Shortly after The Black Angels’ last album Directions to See a Ghost, the band began spending serious time with Roky Erickson. The fivesome toured with him during the summer of 2008 as both opener and backing band. That fall, the Angels also went to the studio with Erickson to lay down some tracks Erickson had written but up to then, never recorded. You can hear a little of the band’s dalliance with the psych pioneer on this third full-length, which diverges from VU-ish drone into brighter, janglier territories. It’s most obvious is mod holiday “Sunday Afternoon,” whose hiccupping electric jug work is clearly a nod to Erickson. But you can also hear it wherever band members kick up their heels and start to have fun -- in surf-tinged, early 1960s redolent cuts like “Telephone” and sprawling “Yellow Elevator #2,” both among the disc’s strongest tracks.

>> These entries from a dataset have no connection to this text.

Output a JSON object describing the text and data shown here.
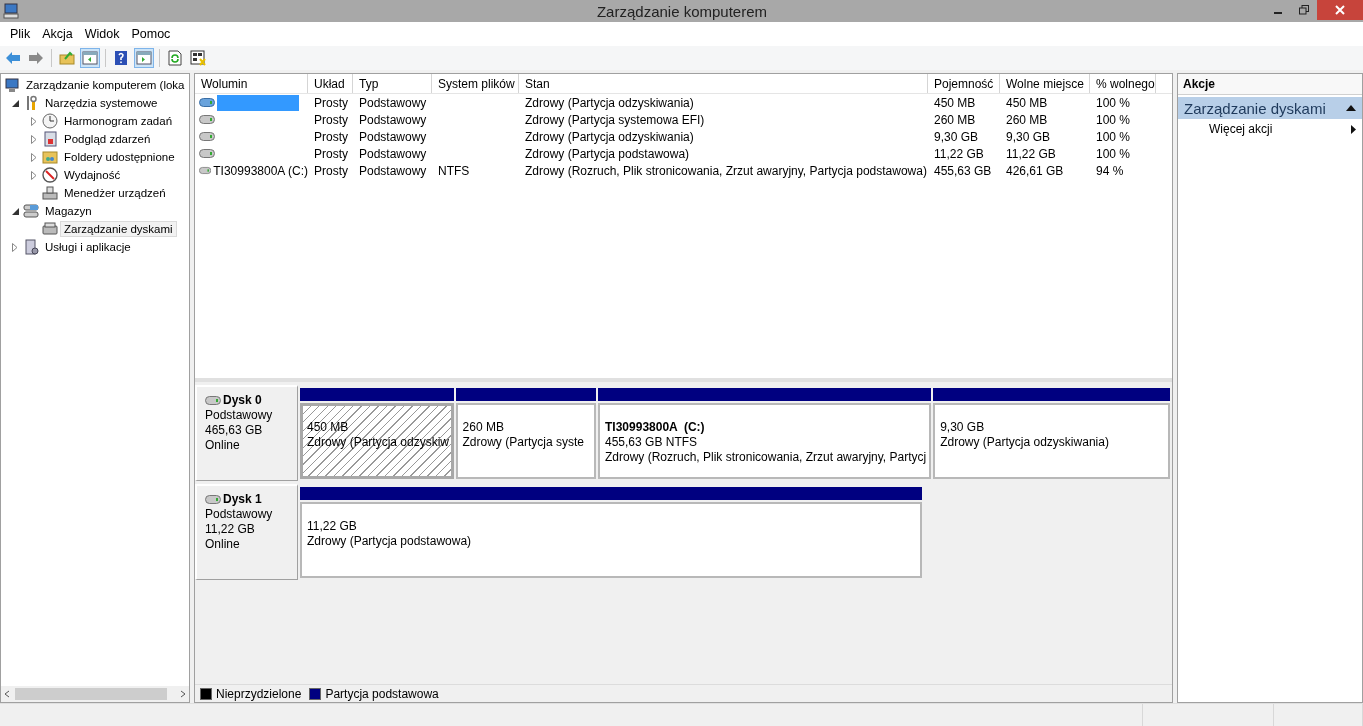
{
  "window": {
    "title": "Zarządzanie komputerem"
  },
  "menu": [
    "Plik",
    "Akcja",
    "Widok",
    "Pomoc"
  ],
  "toolbar": [
    {
      "kind": "back",
      "pressed": false
    },
    {
      "kind": "forward",
      "pressed": false
    },
    {
      "kind": "sep"
    },
    {
      "kind": "up",
      "pressed": false
    },
    {
      "kind": "tree",
      "pressed": true
    },
    {
      "kind": "sep"
    },
    {
      "kind": "help",
      "pressed": false
    },
    {
      "kind": "actionpane",
      "pressed": true
    },
    {
      "kind": "sep"
    },
    {
      "kind": "refresh",
      "pressed": false
    },
    {
      "kind": "export",
      "pressed": false
    }
  ],
  "tree": [
    {
      "label": "Zarządzanie komputerem (loka",
      "kind": "computer",
      "selected": false,
      "children": [
        {
          "label": "Narzędzia systemowe",
          "kind": "tools",
          "expanded": true,
          "selected": false,
          "children": [
            {
              "label": "Harmonogram zadań",
              "kind": "clock",
              "expanded": false,
              "selected": false
            },
            {
              "label": "Podgląd zdarzeń",
              "kind": "log",
              "expanded": false,
              "selected": false
            },
            {
              "label": "Foldery udostępnione",
              "kind": "folder",
              "expanded": false,
              "selected": false
            },
            {
              "label": "Wydajność",
              "kind": "gauge",
              "expanded": false,
              "selected": false
            },
            {
              "label": "Menedżer urządzeń",
              "kind": "device",
              "selected": false
            }
          ]
        },
        {
          "label": "Magazyn",
          "kind": "storage",
          "expanded": true,
          "selected": false,
          "children": [
            {
              "label": "Zarządzanie dyskami",
              "kind": "disk",
              "selected": true
            }
          ]
        },
        {
          "label": "Usługi i aplikacje",
          "kind": "services",
          "expanded": false,
          "selected": false
        }
      ]
    }
  ],
  "table": {
    "columns": [
      "Wolumin",
      "Układ",
      "Typ",
      "System plików",
      "Stan",
      "Pojemność",
      "Wolne miejsce",
      "% wolnego"
    ],
    "rows": [
      {
        "selected": true,
        "cells": [
          "",
          "Prosty",
          "Podstawowy",
          "",
          "Zdrowy (Partycja odzyskiwania)",
          "450 MB",
          "450 MB",
          "100 %"
        ]
      },
      {
        "selected": false,
        "cells": [
          "",
          "Prosty",
          "Podstawowy",
          "",
          "Zdrowy (Partycja systemowa EFI)",
          "260 MB",
          "260 MB",
          "100 %"
        ]
      },
      {
        "selected": false,
        "cells": [
          "",
          "Prosty",
          "Podstawowy",
          "",
          "Zdrowy (Partycja odzyskiwania)",
          "9,30 GB",
          "9,30 GB",
          "100 %"
        ]
      },
      {
        "selected": false,
        "cells": [
          "",
          "Prosty",
          "Podstawowy",
          "",
          "Zdrowy (Partycja podstawowa)",
          "11,22 GB",
          "11,22 GB",
          "100 %"
        ]
      },
      {
        "selected": false,
        "cells": [
          "TI30993800A (C:)",
          "Prosty",
          "Podstawowy",
          "NTFS",
          "Zdrowy (Rozruch, Plik stronicowania, Zrzut awaryjny, Partycja podstawowa)",
          "455,63 GB",
          "426,61 GB",
          "94 %"
        ]
      }
    ]
  },
  "disks": [
    {
      "name": "Dysk 0",
      "type": "Podstawowy",
      "size": "465,63 GB",
      "status": "Online",
      "partitions": [
        {
          "selected": true,
          "size": "450 MB",
          "status": "Zdrowy (Partycja odzyskiw"
        },
        {
          "selected": false,
          "size": "260 MB",
          "status": "Zdrowy (Partycja syste"
        },
        {
          "selected": false,
          "label": "TI30993800A  (C:)",
          "size": "455,63 GB NTFS",
          "status": "Zdrowy (Rozruch, Plik stronicowania, Zrzut awaryjny, Partycj"
        },
        {
          "selected": false,
          "size": "9,30 GB",
          "status": "Zdrowy (Partycja odzyskiwania)"
        }
      ]
    },
    {
      "name": "Dysk 1",
      "type": "Podstawowy",
      "size": "11,22 GB",
      "status": "Online",
      "partitions": [
        {
          "selected": false,
          "size": "11,22 GB",
          "status": "Zdrowy (Partycja podstawowa)"
        }
      ]
    }
  ],
  "legend": [
    {
      "label": "Nieprzydzielone",
      "color": "#000000"
    },
    {
      "label": "Partycja podstawowa",
      "color": "#000080"
    }
  ],
  "actions": {
    "title": "Akcje",
    "section": "Zarządzanie dyskami",
    "items": [
      "Więcej akcji"
    ]
  }
}
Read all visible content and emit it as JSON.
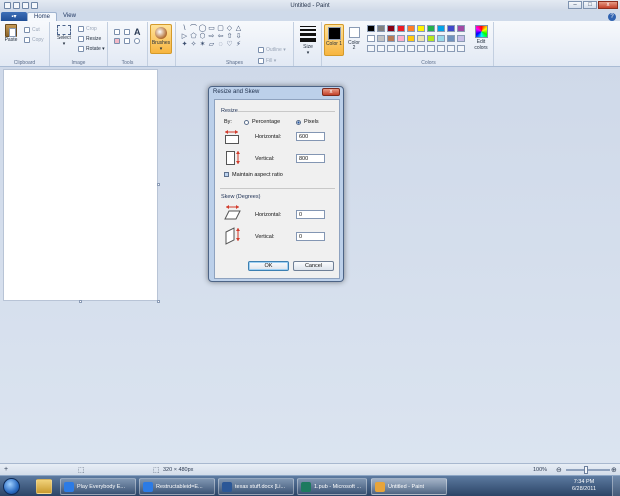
{
  "window": {
    "title": "Untitled - Paint",
    "minimize": "–",
    "maximize": "□",
    "close": "x"
  },
  "ribbon": {
    "file_label": "▪▾",
    "tabs": [
      "Home",
      "View"
    ],
    "help": "?",
    "clipboard": {
      "paste": "Paste",
      "cut": "Cut",
      "copy": "Copy",
      "label": "Clipboard"
    },
    "image": {
      "select": "Select",
      "crop": "Crop",
      "resize": "Resize",
      "rotate": "Rotate ▾",
      "label": "Image"
    },
    "tools": {
      "label": "Tools",
      "text_tool": "A"
    },
    "brushes": {
      "label": "Brushes"
    },
    "shapes": {
      "label": "Shapes",
      "glyphs": [
        "\\",
        "⌒",
        "◯",
        "▭",
        "▢",
        "◇",
        "△",
        "▷",
        "⬠",
        "⬡",
        "⇨",
        "⇦",
        "⇧",
        "⇩",
        "✦",
        "✧",
        "✶",
        "▱",
        "◌",
        "♡",
        "⚡"
      ],
      "outline": "Outline ▾",
      "fill": "Fill ▾"
    },
    "size": {
      "label": "Size"
    },
    "color1": {
      "label": "Color 1"
    },
    "color2": {
      "label": "Color 2"
    },
    "colors": {
      "label": "Colors",
      "row1": [
        "#000000",
        "#7f7f7f",
        "#880015",
        "#ed1c24",
        "#ff7f27",
        "#fff200",
        "#22b14c",
        "#00a2e8",
        "#3f48cc",
        "#a349a4"
      ],
      "row2": [
        "#ffffff",
        "#c3c3c3",
        "#b97a57",
        "#ffaec9",
        "#ffc90e",
        "#efe4b0",
        "#b5e61d",
        "#99d9ea",
        "#7092be",
        "#c8bfe7"
      ],
      "edit": "Edit colors"
    }
  },
  "dialog": {
    "title": "Resize and Skew",
    "close": "x",
    "resize_section": "Resize",
    "by_label": "By:",
    "percentage": "Percentage",
    "pixels": "Pixels",
    "horizontal_label": "Horizontal:",
    "vertical_label": "Vertical:",
    "resize_horizontal": "600",
    "resize_vertical": "800",
    "maintain_aspect": "Maintain aspect ratio",
    "skew_section": "Skew (Degrees)",
    "skew_horizontal": "0",
    "skew_vertical": "0",
    "ok": "OK",
    "cancel": "Cancel"
  },
  "status": {
    "pos": "+",
    "select_icon": "⬚",
    "dimensions": "320 × 480px",
    "zoom": "100%",
    "zoom_out": "⊖",
    "zoom_in": "⊕"
  },
  "taskbar": {
    "items": [
      {
        "label": "Play Everybody E...",
        "color": "#2c7be5"
      },
      {
        "label": "Restructableid=E...",
        "color": "#2c7be5"
      },
      {
        "label": "texas stuff.docx [Li...",
        "color": "#2b5797"
      },
      {
        "label": "1.pub - Microsoft ...",
        "color": "#1d7a5f"
      },
      {
        "label": "Untitled - Paint",
        "color": "#e7a43a"
      }
    ],
    "time": "7:34 PM",
    "date": "6/28/2011"
  }
}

Not that there isn’t a fair bit of trudging mixed in along the way. “Bad Vibrations” opens in a splintered haze of reverb with a lead-heavy, four-based beat keeping the ritual pace. Two guitars are in play on this track, one shattered into pieces by some sort of effect, so that it sounds like it’s being played through a window fan, the other picking out the languorous menace of a Brian Jonestown-esque melody. Singer Alex Maas has a high, tremulous voice that sounds eerily like “White Rabbit”-era Grace Slick. There are hints of Pink Floyd’s “Interstellar Overdrive” here, too, along with the heavy swagger of Black Rebel Motorcycle’s first album, and not a touch anywhere of lightness or humor. “River of Blood” is, likewise, monolithic and bludgeoning, and “Entrance Song” is one more slog through the road song’s endless monotony. (“Rolling fast on 1-35 / Through the day and past the night.”) There’s a kind of glamorous nihilism in these songs, but they’re far too static, staying in one heavy groove all the way through.

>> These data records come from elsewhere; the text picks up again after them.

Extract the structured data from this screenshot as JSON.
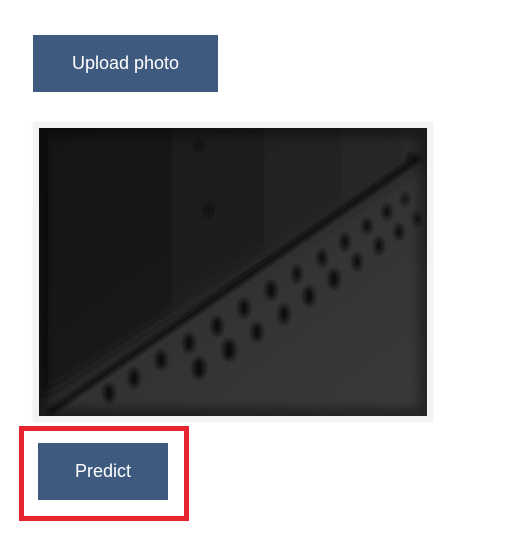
{
  "upload": {
    "label": "Upload photo"
  },
  "photo": {
    "description": "uploaded-photo"
  },
  "predict": {
    "label": "Predict"
  },
  "colors": {
    "button_bg": "#3f5a7f",
    "button_text": "#ffffff",
    "highlight_border": "#e6242d",
    "frame_bg": "#f3f3f3"
  }
}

Contrast this with “Telephone,” which opens with a snippet of radio-staticky singing, as if the song were, indeed, the long-lost 1960s cover that it so resembles. The song, with its diagonal slashes of surf guitars, its bottom-bumping, fuzzy bassline, its heedless swirls of organ, is pure sugar-rushing British Invasion. Close your eyes, and it could be 1965. Or “Yellow Elevator #2”, whose guitar riffs spin in wheeling mandalas and whose stretched-out, psych-tripped choral break is a close cousin to Pink Floyd’s “Astronome Domini.”

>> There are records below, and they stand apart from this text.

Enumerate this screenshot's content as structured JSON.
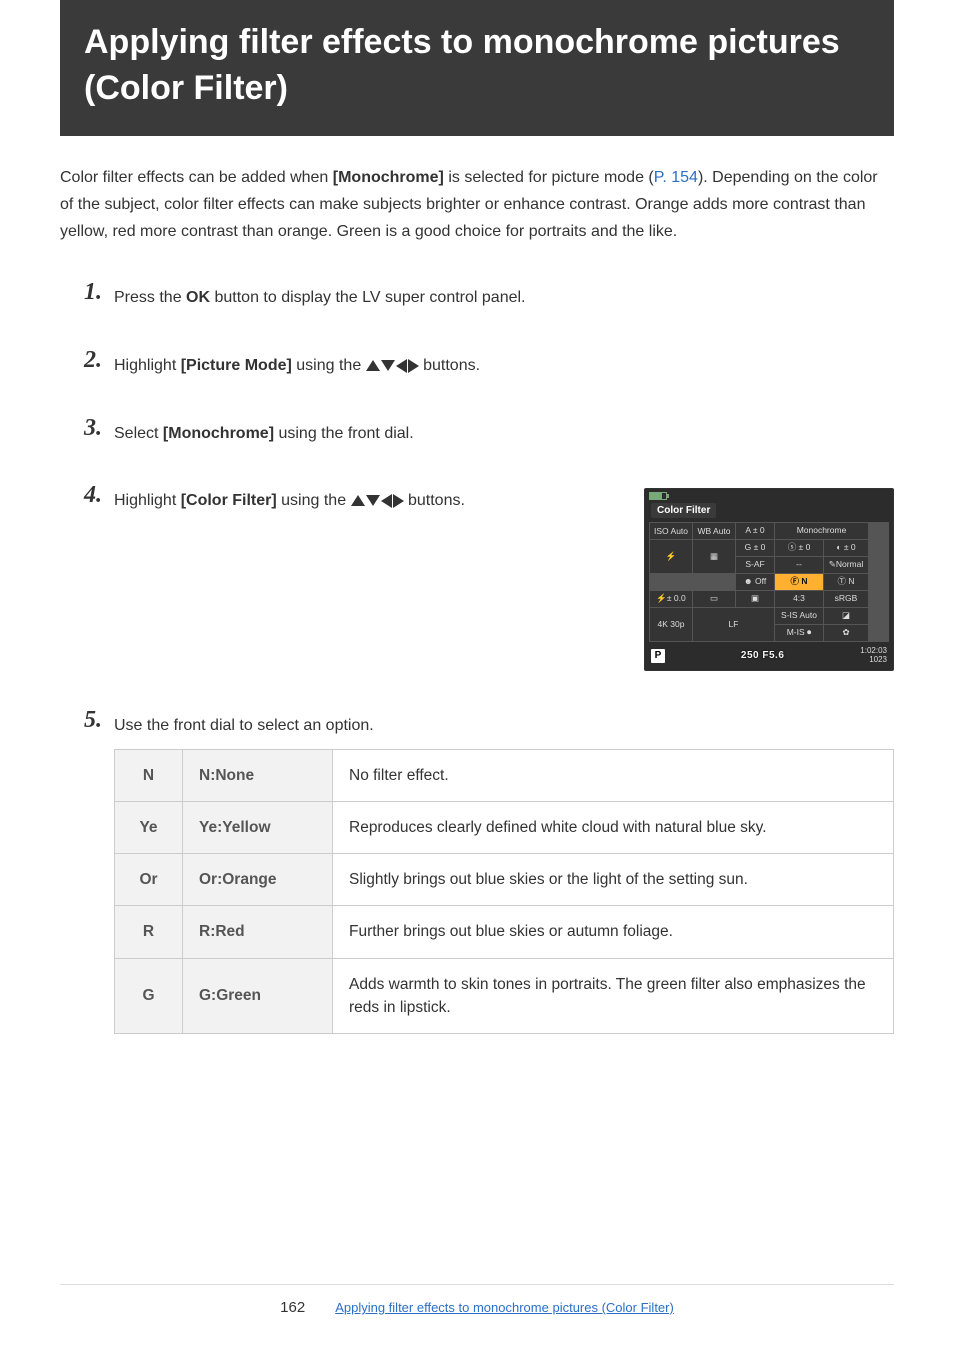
{
  "title": "Applying filter effects to monochrome pictures (Color Filter)",
  "intro": {
    "p1a": "Color filter effects can be added when ",
    "bold1": "[Monochrome]",
    "p1b": " is selected for picture mode (",
    "link": "P. 154",
    "p1c": "). Depending on the color of the subject, color filter effects can make subjects brighter or enhance contrast. Orange adds more contrast than yellow, red more contrast than orange. Green is a good choice for portraits and the like."
  },
  "steps": [
    {
      "pre": "Press the ",
      "bold": "OK",
      "post": " button to display the LV super control panel."
    },
    {
      "pre": "Highlight ",
      "bold": "[Picture Mode]",
      "post": " using the ",
      "arrows": true,
      "post2": " buttons."
    },
    {
      "pre": "Select ",
      "bold": "[Monochrome]",
      "post": " using the front dial."
    },
    {
      "pre": "Highlight ",
      "bold": "[Color Filter]",
      "post": " using the ",
      "arrows": true,
      "post2": " buttons.",
      "panel": true
    },
    {
      "pre": "Use the front dial to select an option."
    }
  ],
  "panel": {
    "title": "Color Filter",
    "cells": {
      "iso": "ISO\nAuto",
      "wb": "WB\nAuto",
      "a0": "A ± 0",
      "g0": "G ± 0",
      "mono": "Monochrome",
      "s0": "ⓢ ± 0",
      "c0": "◐ ± 0",
      "flash": "⚡",
      "wbgrid": "▦",
      "saf": "S-AF",
      "off": "☻ Off",
      "dash": "--",
      "fnhl": "Ⓕ N",
      "normal": "✎Normal",
      "tn": "Ⓣ N",
      "ev": "⚡± 0.0",
      "rect": "▭",
      "meter": "▣",
      "ratio": "4:3",
      "srgb": "sRGB",
      "sis": "S-IS Auto",
      "mis": "M-IS ⏺",
      "lf": "LF",
      "v4k": "4K\n30p",
      "sq1": "◪",
      "gear": "✿"
    },
    "bottom": {
      "mode": "P",
      "ss": "250 F5.6",
      "t": "1:02:03",
      "n": "1023"
    }
  },
  "options": [
    {
      "code": "N",
      "name": "N:None",
      "desc": "No filter effect."
    },
    {
      "code": "Ye",
      "name": "Ye:Yellow",
      "desc": "Reproduces clearly defined white cloud with natural blue sky."
    },
    {
      "code": "Or",
      "name": "Or:Orange",
      "desc": "Slightly brings out blue skies or the light of the setting sun."
    },
    {
      "code": "R",
      "name": "R:Red",
      "desc": "Further brings out blue skies or autumn foliage."
    },
    {
      "code": "G",
      "name": "G:Green",
      "desc": "Adds warmth to skin tones in portraits. The green filter also emphasizes the reds in lipstick."
    }
  ],
  "footer": {
    "page": "162",
    "link": "Applying filter effects to monochrome pictures (Color Filter)"
  }
}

Even at Phosphene Dream’s best moments, you can’t help feeling that this is a very competent, earnest reproduction of things that have already been done. Some of these tracks could slip quite easily onto, say, the Texas-centric Mojo I Can See for Miles compilation, alongside cuts from the Red Crayola, Bubble Puppy, The Chocolate Watchband and, of course, The 13th Floor Elevators. That’s high praise in one sense, but also a sign that there’s not much new here. Still, what’s done again is done with style and, occasionally, an agile sense of play.